-- Problem description --
Make an exact copy of all the records, one that contains none of the pictures.

*** Record extracts ***

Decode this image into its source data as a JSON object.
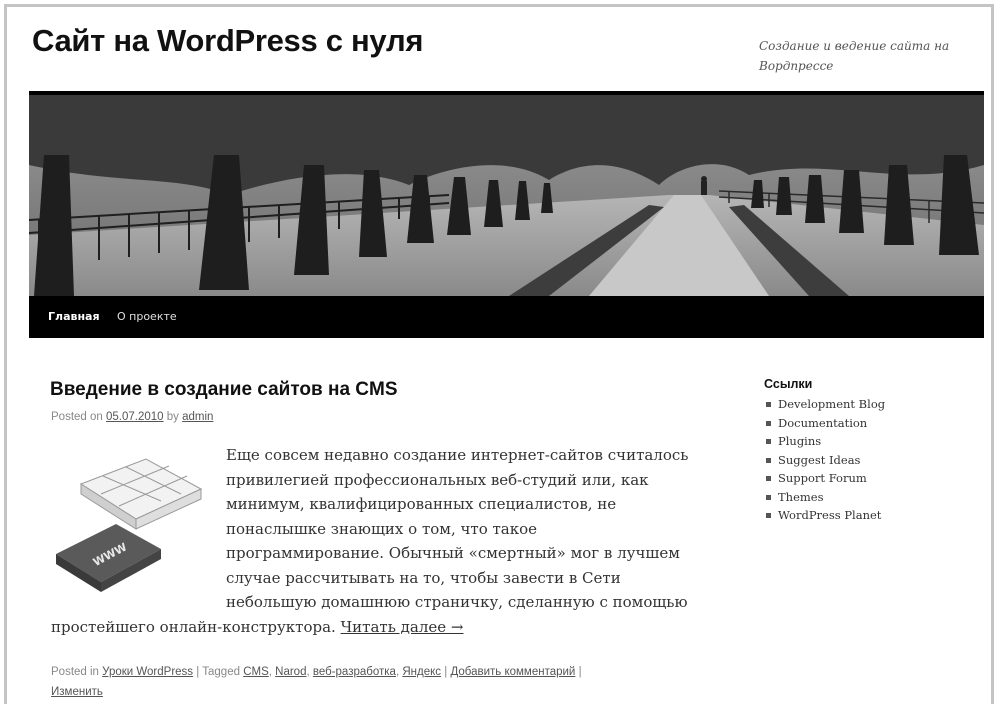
{
  "site": {
    "title": "Сайт на WordPress с нуля",
    "description": "Создание и ведение сайта на Вордпрессе"
  },
  "nav": {
    "items": [
      {
        "label": "Главная"
      },
      {
        "label": "О проекте"
      }
    ]
  },
  "post": {
    "title": "Введение в создание сайтов на CMS",
    "meta": {
      "posted_on": "Posted on",
      "date": "05.07.2010",
      "by": "by",
      "author": "admin"
    },
    "thumbnail_text": "WWW",
    "excerpt": "Еще совсем недавно создание интернет-сайтов считалось привилегией профессиональных веб-студий или, как минимум, квалифицированных специалистов, не понаслышке знающих о том, что такое программирование. Обычный «смертный» мог в лучшем случае рассчитывать на то, чтобы завести в Сети небольшую домашнюю страничку, сделанную с помощью простейшего онлайн-конструктора.",
    "read_more": "Читать далее →",
    "footer": {
      "posted_in": "Posted in",
      "category": "Уроки WordPress",
      "sep1": "|",
      "tagged": "Tagged",
      "tags": [
        "CMS",
        "Narod",
        "веб-разработка",
        "Яндекс"
      ],
      "sep2": "|",
      "add_comment": "Добавить комментарий",
      "sep3": "|",
      "edit": "Изменить"
    }
  },
  "sidebar": {
    "heading": "Ссылки",
    "links": [
      {
        "label": "Development Blog"
      },
      {
        "label": "Documentation"
      },
      {
        "label": "Plugins"
      },
      {
        "label": "Suggest Ideas"
      },
      {
        "label": "Support Forum"
      },
      {
        "label": "Themes"
      },
      {
        "label": "WordPress Planet"
      }
    ]
  }
}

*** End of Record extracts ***

-- Finished exercise --
Decode this image into its source data as a JSON object.
{
  "site": {
    "title": "Сайт на WordPress с нуля",
    "description": "Создание и ведение сайта на Вордпрессе"
  },
  "nav": {
    "items": [
      {
        "label": "Главная"
      },
      {
        "label": "О проекте"
      }
    ]
  },
  "post": {
    "title": "Введение в создание сайтов на CMS",
    "meta": {
      "posted_on": "Posted on",
      "date": "05.07.2010",
      "by": "by",
      "author": "admin"
    },
    "thumbnail_text": "WWW",
    "excerpt": "Еще совсем недавно создание интернет-сайтов считалось привилегией профессиональных веб-студий или, как минимум, квалифицированных специалистов, не понаслышке знающих о том, что такое программирование. Обычный «смертный» мог в лучшем случае рассчитывать на то, чтобы завести в Сети небольшую домашнюю страничку, сделанную с помощью простейшего онлайн-конструктора.",
    "read_more": "Читать далее →",
    "footer": {
      "posted_in": "Posted in",
      "category": "Уроки WordPress",
      "sep1": "|",
      "tagged": "Tagged",
      "tags": [
        "CMS",
        "Narod",
        "веб-разработка",
        "Яндекс"
      ],
      "sep2": "|",
      "add_comment": "Добавить комментарий",
      "sep3": "|",
      "edit": "Изменить"
    }
  },
  "sidebar": {
    "heading": "Ссылки",
    "links": [
      {
        "label": "Development Blog"
      },
      {
        "label": "Documentation"
      },
      {
        "label": "Plugins"
      },
      {
        "label": "Suggest Ideas"
      },
      {
        "label": "Support Forum"
      },
      {
        "label": "Themes"
      },
      {
        "label": "WordPress Planet"
      }
    ]
  }
}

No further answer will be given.